Only to say that I really love teaching this class.  We become a community of artists.  I have students who have published novels that began in this class, script writers who are producing short films and entering them into national contests, and even one student who is now teaching creative writing at a college in Missouri and continuing to write her own novels. It always gives my writing a boost and I want to be able to do that for other writers.

Forthcoming in Santa Fe Literary Review–Poem by Joseph Delgado

war came. war went
by Joseph Delgado

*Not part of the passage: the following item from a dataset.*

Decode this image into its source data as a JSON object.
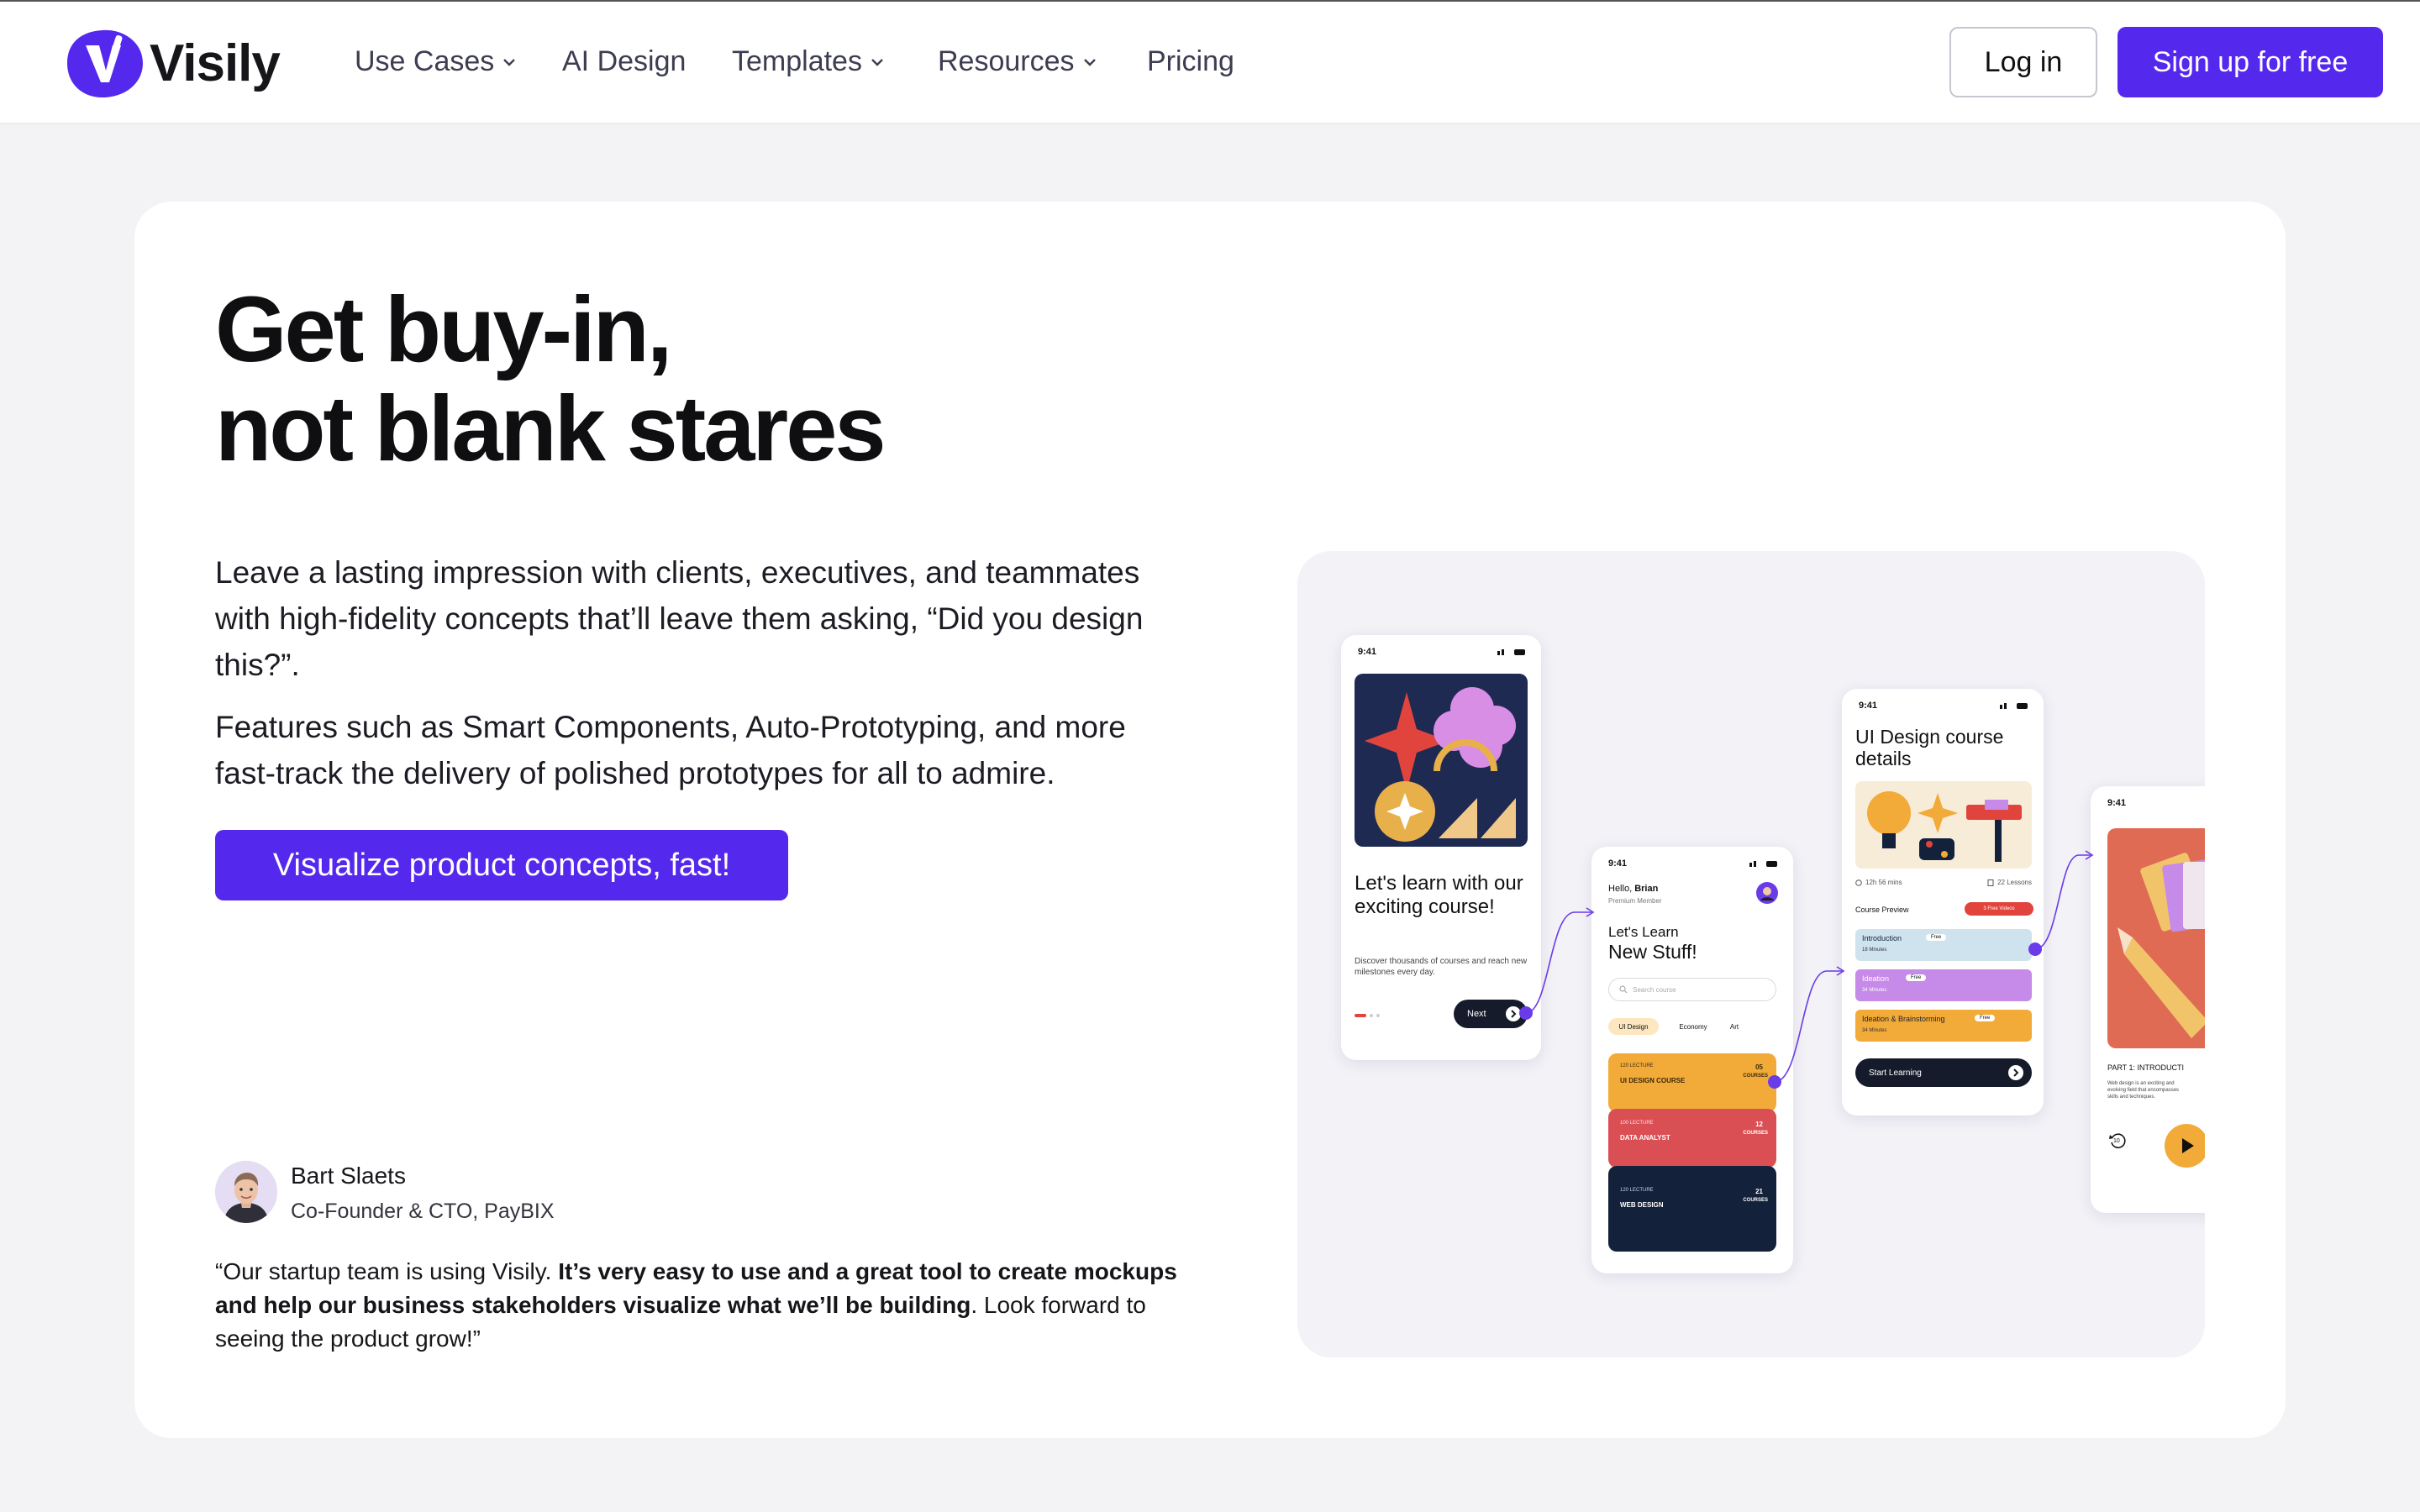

war came. war went
like grandmother’s cigarette
smoke through the screen door
there she whittles bone and wood
praying for rain, praying for the snakes
to stop hissing her name from the
bunch grass or under the old chevy
that never got fixed
she whispers names long since forgotten milagros
dios santo nino san ysidro
she twists her tongue in psalms and
bends her back over the wash, sheets
sweat stained, a drop of blood
like a peach from the branch
hangs from the cloth, that
smell of camphor and gauze
that taste of piss in the air
pulling grit and sand from teeth
watching the wind waver through and over
grass, watch as the sunlight traces my
grandmother’s face, watch as she eyes the
ghosts sitting down by the acequeia, she tells me dont go mijo
dont go

What The Santa Fe Literary Review is Looking For: Slush Pile Roulette by Meg Tuite, Fiction Editor

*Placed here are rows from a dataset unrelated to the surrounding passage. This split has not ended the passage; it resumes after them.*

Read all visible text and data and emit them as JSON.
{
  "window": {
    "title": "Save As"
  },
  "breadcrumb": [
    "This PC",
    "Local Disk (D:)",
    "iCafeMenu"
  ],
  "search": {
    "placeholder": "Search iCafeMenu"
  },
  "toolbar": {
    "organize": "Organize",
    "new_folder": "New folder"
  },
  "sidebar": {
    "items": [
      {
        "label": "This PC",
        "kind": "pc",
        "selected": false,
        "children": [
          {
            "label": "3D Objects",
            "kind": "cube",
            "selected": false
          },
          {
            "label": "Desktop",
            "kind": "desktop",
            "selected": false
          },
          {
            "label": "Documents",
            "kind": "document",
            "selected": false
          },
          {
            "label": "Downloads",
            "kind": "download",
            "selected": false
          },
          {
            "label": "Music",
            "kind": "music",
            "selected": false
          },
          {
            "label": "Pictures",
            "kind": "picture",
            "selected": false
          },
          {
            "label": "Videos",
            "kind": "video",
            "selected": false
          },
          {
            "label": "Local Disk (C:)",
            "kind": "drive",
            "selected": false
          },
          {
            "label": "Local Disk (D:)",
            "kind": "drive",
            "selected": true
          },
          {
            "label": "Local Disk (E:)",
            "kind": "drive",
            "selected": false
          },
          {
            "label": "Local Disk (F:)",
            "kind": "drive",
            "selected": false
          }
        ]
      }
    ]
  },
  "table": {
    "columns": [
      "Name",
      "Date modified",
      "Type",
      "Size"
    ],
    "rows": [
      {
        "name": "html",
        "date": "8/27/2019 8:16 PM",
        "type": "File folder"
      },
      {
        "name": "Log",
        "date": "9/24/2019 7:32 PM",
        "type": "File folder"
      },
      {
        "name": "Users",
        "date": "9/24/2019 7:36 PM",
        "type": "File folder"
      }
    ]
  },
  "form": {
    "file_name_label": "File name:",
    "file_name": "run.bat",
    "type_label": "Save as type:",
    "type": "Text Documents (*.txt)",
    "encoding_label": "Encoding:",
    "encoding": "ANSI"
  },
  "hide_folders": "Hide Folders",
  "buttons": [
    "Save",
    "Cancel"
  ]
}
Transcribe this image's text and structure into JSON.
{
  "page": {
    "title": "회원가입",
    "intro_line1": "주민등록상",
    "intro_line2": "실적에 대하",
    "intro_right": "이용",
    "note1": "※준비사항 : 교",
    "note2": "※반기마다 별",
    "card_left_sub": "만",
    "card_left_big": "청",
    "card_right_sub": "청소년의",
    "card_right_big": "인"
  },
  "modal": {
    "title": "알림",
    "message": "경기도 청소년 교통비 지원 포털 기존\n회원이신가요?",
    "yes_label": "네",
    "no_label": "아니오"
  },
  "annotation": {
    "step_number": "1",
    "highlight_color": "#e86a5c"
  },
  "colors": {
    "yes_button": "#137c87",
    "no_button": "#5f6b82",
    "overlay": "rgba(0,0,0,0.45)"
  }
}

Meg Tuite
The Santa Fe Literary Review
Fiction Editor for the 2011 issue
Slush Pile Roulette
The slush pile is where it all begins for the fiction editor. Now, of course, in order to get that pile accumulating a call must be sent out for submissions. Miriam Sagan put an ad in Poets & Writers for The Santa Fe Literary Review asking for poetry and flash fiction (stories up to 1000 words) with an edge. The deadline for the submission is Dec. 1, 2010. That was the official call, but there are many others. The fiction and poetry editors of the magazine have taken to the classrooms and the streets to rustle up writer’s to send in those pieces that have been sitting in their file cabinets and under their beds, drag them out, and get them shined up and spit-ready for submission.
            Most writers have heard of the slush pile. There’s even a literary magazine out of Cambridge titled The Slush Pile. They pack up hundreds of rejects from The Harvard Review in wheelbarrows or some such, and roll them back to their homes to rummage through them, searching for lost nuggets like sifting for gold.
            So, every two weeks, I meet with Miriam and pick up the accumulated manuscripts that have been mailed in and take them home to read. I think I can be safe in stating that almost all poetry and fiction editors are writers or have been at some point in the past. Why else would we do it? We love writers and we love to find those gems in the stacks that work for our particular magazine. We also know the joy and relief of deigning a story or poem finished. That means we have worked it over, for who knows how long, and either work-shopped it or sent it to those writers we trust to give us their final critique, until we feel ready to take that plunge and send it out. We send our babies forth into the unknown hands of editors across the map to usually wait for months, but sometimes just weeks due to online submission internet immediacy, in hopes of a communion with that stranger reading our poem or story who says, “YES, THIS IS IT,” and emails us back with a congratulations and an acceptance into their magazine.
            Most writers, who have been sending out multiple submissions for months or years are usually inundated with rejections. Believe me, a lot of the submissions that are rejected by twenty magazines or journals could one day be rejoiced and picked up by another magazine. A lot of the rejects are beauties that may not fit within the criteria of that particular journal they were sent to, so we can’t give up!
        The reward is always in the work, and we as writers know that, but let’s face it! We all want to be read. We yearn for an audience out there in the cosmos to feel something, anything, from those words we scrawl on the pages and string together into poetry and stories.
            I am excited to be a fiction editor for The Santa Fe Literary Review’s 2011 issue. I love and anticipate receiving your work! The deadline is Dec. 1, so please keep sending it in! We couldn’t have an incredible magazine without you!!!